Finance Minister Victor Boudreau has said he wants to begin implementing the changes in the spring budget, expected before the end of March. However, over the last couple of days politicians have dampened those expectations and yesterday Graham refused to commit to moving forward this year.

Instead, Graham said government will release its response to the committee’s report sometime during the spring sitting of the legislature.

The premier also said he will continue to lobby the federal government to ensure they won’t stand in the way of any tax reforms.

The province needs Ottawa’s permission to increase the provincial portion of the HST.

The Liberals’ sudden reversal on the major reforms has left Opposition leader David Alward wondering what exactly the premier plans to do to help New Brunswickers struggling to pay the bills.

“This is like a Seinfeld episode — it’s a show about nothing,” he said, referring to the popular TV program. “I think all New Brunswickers are left wanting, left very disappointed.”

Alward said he’s pleased the province has stalled its plans to hike the HST, noting that Great Britain recently announced it’s considering lowering its sales tax.

However, he argued that by cutting income taxes, government could help boost the economy.

“This government increased income taxes, they increased small business tax and for medium and large corporations as well,” he said. “Obviously as a party we believe strategic reductions for them make sense, especially at a time of economic uncertainty.”

Although the province is putting the brakes on its tax reforms, the Liberals are moving forward with plans to review every government service and program to find ways to cut expenses.

The premier wouldn’t rule out civil service lay-offs, but said the majority of savings will likely come from retirements.

“Close to 25 per cent of our public servants are going to be retiring in the next five-year period. That’s why we’re going to take this as an opportunity, as those retirements occur, to find ways to deliver services with less bodies.”

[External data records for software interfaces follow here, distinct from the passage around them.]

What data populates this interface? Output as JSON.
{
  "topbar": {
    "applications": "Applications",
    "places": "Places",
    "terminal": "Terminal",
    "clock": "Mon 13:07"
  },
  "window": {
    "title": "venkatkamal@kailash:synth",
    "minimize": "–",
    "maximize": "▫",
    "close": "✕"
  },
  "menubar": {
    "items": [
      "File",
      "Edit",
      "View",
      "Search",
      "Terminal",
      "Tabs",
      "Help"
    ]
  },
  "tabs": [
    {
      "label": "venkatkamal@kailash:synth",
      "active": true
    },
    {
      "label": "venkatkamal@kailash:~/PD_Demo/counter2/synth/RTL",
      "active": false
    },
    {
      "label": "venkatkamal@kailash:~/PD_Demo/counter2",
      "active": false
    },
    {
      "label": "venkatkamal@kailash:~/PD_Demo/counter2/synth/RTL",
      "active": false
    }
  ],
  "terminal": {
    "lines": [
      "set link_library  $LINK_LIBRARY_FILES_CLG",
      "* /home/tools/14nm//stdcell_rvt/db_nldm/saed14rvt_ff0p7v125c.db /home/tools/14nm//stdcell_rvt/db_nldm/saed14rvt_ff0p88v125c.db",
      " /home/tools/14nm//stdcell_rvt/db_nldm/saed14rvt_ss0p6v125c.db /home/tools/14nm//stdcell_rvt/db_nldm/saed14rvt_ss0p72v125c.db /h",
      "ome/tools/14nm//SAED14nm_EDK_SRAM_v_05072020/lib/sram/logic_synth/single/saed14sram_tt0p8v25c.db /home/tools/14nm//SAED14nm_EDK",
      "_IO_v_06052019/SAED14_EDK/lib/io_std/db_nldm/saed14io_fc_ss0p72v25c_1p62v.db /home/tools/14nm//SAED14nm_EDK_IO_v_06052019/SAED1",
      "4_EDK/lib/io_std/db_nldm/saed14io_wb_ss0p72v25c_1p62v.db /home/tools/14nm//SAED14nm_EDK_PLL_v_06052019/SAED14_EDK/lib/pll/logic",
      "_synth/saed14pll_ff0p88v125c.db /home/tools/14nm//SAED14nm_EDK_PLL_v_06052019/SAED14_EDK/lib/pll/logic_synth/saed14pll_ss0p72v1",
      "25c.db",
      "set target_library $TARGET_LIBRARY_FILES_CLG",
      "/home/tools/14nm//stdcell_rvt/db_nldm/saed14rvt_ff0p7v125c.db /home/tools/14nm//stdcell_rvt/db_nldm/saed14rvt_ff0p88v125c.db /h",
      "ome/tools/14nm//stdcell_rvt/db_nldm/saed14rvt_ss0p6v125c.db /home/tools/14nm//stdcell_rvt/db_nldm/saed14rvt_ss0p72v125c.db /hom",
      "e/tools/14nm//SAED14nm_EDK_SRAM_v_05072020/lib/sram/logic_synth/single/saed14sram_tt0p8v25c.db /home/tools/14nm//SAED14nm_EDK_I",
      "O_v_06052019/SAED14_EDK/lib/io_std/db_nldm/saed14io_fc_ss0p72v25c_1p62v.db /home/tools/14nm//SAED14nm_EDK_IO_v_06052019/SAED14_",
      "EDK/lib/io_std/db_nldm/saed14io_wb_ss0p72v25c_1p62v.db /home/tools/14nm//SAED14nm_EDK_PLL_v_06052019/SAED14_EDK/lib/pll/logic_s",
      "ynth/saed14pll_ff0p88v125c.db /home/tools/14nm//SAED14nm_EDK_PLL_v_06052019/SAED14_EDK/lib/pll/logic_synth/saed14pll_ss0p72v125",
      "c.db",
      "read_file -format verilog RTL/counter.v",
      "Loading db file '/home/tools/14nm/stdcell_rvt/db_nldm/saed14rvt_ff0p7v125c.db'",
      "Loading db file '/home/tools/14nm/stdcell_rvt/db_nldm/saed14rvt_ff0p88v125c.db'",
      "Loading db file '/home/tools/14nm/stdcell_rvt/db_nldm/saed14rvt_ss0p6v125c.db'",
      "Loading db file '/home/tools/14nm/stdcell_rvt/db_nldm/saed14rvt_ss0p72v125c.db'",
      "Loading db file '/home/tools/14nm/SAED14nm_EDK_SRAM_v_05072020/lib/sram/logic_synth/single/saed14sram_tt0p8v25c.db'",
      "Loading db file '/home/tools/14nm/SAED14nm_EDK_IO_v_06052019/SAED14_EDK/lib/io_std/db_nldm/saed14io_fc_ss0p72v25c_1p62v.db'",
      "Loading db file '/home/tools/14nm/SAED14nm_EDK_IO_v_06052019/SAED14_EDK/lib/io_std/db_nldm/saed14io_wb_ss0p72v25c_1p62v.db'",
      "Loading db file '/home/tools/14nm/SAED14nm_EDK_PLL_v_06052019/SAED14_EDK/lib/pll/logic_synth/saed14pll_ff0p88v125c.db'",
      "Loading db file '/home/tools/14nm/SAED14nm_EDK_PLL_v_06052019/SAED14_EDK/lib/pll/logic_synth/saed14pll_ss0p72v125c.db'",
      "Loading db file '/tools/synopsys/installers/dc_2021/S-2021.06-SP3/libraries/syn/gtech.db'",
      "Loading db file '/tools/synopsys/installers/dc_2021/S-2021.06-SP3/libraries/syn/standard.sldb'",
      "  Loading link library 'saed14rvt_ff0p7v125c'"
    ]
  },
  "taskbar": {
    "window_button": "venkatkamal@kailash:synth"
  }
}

The speech contained only a passing reference to a much-anticipated report on local governance.

The report, which is expected to be completed this year, will examine everything from property tax, the number of unincorporated areas in the province, to funding for municipalities.

Graham said government will respond to the report by the spring, but didn’t commit to moving forward with any changes this year.

Although it’s unknown how government will tackle the thorny issue of property tax, the speech includes a promise to make it easier for homeowners to appeal their property assessments.

The speech, which lacked details, focused on many past initiatives and previously-pledged commitments.

Graham reiterated his pledge to cap electricity rates increases at three per cent annually until 2010.

Among the new items contained in the speech were promises to require municipalities and water and wastewater commissions to report annually to government, a new student code of conduct to help prevent bullying, the creation of a chief building inspector position and a pledge to move forward with community college reforms.

David Plante of Canadian Manufacturers and Exporters said he was disappointed with the lack of new initiatives to help provincial businesses.

“The speech seems to recognize that we’re not even near the eye yet of a real economic and global storm,” he said. “(Yet) there weren’t any real substantive measures that were announced that could help industry and consumers alike during this very difficult period.”

Now is the time to move forward with tax cuts, he added.

“This is clearly one of those real opportunities we would have to make some changes that would further (provide) confidence at the very least and help spur our economy.”